Racism has been a big epidemic since the early 1600’s and is still a problem throughout society today. According to Dictionary.com, racism is a belief or doctrine that inherent differences among the various human racial groups determine cultural or individual achievement, usually involving the idea that one's own race is superior and has the right to dominate others or that a particular racial group is inferior to the others. The Tortilla Curtain, by T.C. Boyle exemplifies racism and discrimination by the dividing of communities from the impoverished minorities and the superior majority. Boyle reveals how more fortunate people stereotype the way minorities and poverty live rather than acknowledging
Racism is considered to be one of the most important and difficult topics to be spoken about all over the world. It has become a major problem for the nation during the years. In my essay I would like to speak about the beginning of racism, the situation nowadays, about the Civil Rights Movement and of course about a person, who had the greatest influence on the problem of racism in the history – Martin Luther King.
Racism is defined as the poor treatment of people based on color. For as long as humans lived, millions of people have been treated poorly because of their skin color. Racism has carried throughout the many years of American history. Since the abolishment of slavery, a huge spike of racial discrimination flourished the United States and it still does. Stereotypes, racial profiling, and discrimination are signs of racism that still are shown to many people today. Many people have tried stopping such acts with protest. Various movements have been established to achieve equal rights for everyone and stop racism. Even though the many tries, racism still strives and can still be seen today. Racism is still in America because the media’s affect,

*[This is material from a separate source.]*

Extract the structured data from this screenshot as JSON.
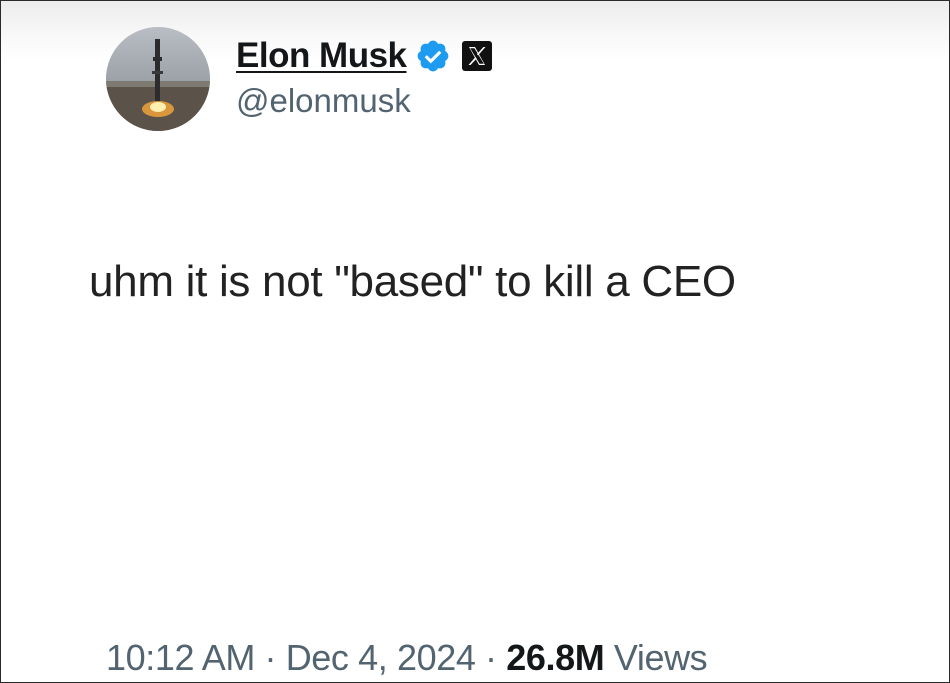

Source: Boundless. “The Functionalist Perspective.” Boundless Sociology. Boundless, 26 May. 2016. Retrieved 13 Jun. 2016 from https://www.boundless.com/sociology/textbooks/boundless-sociology-textbook/race-and-ethnicity-10/sociological-perspectives-on-race-and-ethnicity-83/the-functionalist-perspective-484-6546/